It was during a United Methodist Youth Fellowship retreat that she found a measure of grace to get her through. They had celebrated communion late at night, in the darkened cavernous sanctuary. Passing the bread and cup as they knelt in front of the hard wooden communion rail, she began to pray. She prayed and prayed, begging God for forgiveness and deliverance. She confessed any and all possible sins she thought she could have committed and literally threw herself at God’s mercy. Tears streamed down er face as she confronted her own pain and sorrow, feeling so very unworthy at the table. “Maybe I just didn’t belong,” she thought, “Maybe I am not good enough for God to heal my wounds.”

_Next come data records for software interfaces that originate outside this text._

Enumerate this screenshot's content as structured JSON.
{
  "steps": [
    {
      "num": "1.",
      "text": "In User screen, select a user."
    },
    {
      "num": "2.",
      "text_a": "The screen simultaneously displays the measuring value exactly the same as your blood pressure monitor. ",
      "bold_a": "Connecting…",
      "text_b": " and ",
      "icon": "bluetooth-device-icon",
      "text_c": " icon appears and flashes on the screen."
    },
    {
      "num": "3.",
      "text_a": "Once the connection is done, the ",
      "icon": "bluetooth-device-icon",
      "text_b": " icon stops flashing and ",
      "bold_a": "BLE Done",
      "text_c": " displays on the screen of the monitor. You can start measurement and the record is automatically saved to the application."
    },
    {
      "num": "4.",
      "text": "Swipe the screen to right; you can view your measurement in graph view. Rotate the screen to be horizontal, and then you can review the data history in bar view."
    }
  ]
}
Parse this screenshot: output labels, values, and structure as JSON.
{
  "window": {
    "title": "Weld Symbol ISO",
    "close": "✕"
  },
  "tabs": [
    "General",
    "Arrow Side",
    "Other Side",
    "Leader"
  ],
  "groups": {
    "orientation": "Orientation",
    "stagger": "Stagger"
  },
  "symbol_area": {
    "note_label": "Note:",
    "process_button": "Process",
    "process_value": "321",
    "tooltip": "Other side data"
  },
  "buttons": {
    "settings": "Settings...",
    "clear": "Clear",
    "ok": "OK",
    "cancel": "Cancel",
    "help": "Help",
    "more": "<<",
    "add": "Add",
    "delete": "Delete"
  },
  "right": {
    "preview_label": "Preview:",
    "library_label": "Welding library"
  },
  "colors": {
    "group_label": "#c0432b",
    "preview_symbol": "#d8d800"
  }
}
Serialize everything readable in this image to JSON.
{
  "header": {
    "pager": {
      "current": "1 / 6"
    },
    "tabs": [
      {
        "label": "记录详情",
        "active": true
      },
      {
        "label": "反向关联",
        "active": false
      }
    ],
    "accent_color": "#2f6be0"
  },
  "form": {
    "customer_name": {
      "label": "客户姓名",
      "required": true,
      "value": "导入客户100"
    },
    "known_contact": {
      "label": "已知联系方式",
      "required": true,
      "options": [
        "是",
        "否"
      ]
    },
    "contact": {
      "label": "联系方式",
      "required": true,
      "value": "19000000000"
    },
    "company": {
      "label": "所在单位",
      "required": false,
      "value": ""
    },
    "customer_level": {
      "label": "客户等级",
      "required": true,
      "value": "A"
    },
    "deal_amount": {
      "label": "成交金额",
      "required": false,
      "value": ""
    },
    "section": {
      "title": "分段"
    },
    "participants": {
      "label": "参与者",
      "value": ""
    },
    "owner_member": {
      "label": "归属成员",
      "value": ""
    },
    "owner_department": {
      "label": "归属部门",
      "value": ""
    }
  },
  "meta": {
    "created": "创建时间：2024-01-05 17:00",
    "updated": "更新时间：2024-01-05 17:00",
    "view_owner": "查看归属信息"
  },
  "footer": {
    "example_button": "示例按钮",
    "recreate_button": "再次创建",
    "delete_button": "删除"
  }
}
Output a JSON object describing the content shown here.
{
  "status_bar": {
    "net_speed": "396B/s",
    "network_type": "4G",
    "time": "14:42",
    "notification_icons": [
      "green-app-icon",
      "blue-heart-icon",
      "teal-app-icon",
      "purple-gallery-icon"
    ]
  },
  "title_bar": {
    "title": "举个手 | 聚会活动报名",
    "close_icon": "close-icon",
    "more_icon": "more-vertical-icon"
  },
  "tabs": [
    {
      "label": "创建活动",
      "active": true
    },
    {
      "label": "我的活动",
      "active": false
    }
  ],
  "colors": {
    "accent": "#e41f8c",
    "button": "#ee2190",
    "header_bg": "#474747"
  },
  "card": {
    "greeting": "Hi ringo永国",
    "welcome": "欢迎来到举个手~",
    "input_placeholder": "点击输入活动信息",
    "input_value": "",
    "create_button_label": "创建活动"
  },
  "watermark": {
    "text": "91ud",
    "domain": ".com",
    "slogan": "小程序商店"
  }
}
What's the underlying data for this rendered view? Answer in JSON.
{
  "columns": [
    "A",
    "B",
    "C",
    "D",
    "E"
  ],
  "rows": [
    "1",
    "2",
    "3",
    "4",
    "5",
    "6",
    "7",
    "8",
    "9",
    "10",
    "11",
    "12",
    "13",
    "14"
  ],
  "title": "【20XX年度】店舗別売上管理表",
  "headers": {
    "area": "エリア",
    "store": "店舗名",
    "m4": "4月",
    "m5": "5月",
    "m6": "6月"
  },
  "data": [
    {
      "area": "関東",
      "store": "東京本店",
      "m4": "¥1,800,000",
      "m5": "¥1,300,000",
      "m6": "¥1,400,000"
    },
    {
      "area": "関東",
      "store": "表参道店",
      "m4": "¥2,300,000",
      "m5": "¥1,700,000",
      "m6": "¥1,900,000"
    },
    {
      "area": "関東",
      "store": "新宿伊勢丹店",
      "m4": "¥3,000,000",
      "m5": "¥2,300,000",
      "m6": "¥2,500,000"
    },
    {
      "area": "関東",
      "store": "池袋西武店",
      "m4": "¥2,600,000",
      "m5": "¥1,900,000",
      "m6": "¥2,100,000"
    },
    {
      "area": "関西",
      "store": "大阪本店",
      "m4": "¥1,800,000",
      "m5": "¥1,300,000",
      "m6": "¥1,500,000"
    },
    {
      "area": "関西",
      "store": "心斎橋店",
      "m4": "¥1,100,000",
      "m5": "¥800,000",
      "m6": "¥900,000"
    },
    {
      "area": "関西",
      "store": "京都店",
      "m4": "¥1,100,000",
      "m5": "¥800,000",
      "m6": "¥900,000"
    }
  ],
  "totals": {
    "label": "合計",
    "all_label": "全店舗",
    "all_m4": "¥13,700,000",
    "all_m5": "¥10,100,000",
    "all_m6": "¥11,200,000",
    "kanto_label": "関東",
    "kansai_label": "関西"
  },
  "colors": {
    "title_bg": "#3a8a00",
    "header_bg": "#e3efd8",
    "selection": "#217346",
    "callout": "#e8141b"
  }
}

As she wept in prayer, Jerry came and sat beside her. Jerry was chronologically the oldest member of the youth fellowship at 45 years of age. But his severe form of autism rendered him emotionally the youngest among us. He put his arm around Tiffany’s shoulder and said, “What’s wrong? Can I help you?” As much as she appreciated his concern, Tiffany knew only God could help her now. Then her youth pastor came and sat beside me and said, “What’s wrong? Can I help you?” Tiffany couldn’t bring myself to confess my sense of unworthiness and so again, she sent her away. Finally, Tiffany’s best friend came and sat with her and said, “What’s wrong? Can I help you?” Tiffany didn’t have words for how she felt or even know at that moment what she needed. But in her embrace, Tiffany felt something subtly shift and her tears subsided. “What I found in that moment,” said Tiffany, “was a small measure of grace to get me through. It would be over the next several years that I would begin to piece together the meaning of that night and begin to make sense out what happened. What I experience was not a miraculous healing … but a measure of grace from my community of friends through Christ.”
Let us pray today: Our Father which art in heaven, Give us this day our daily bread. That we might no longer be jealous of what our neighbors have, that we might no longer be focused on what we ourselves lack, that we may receive your love and grace and know that, for today, it is enough.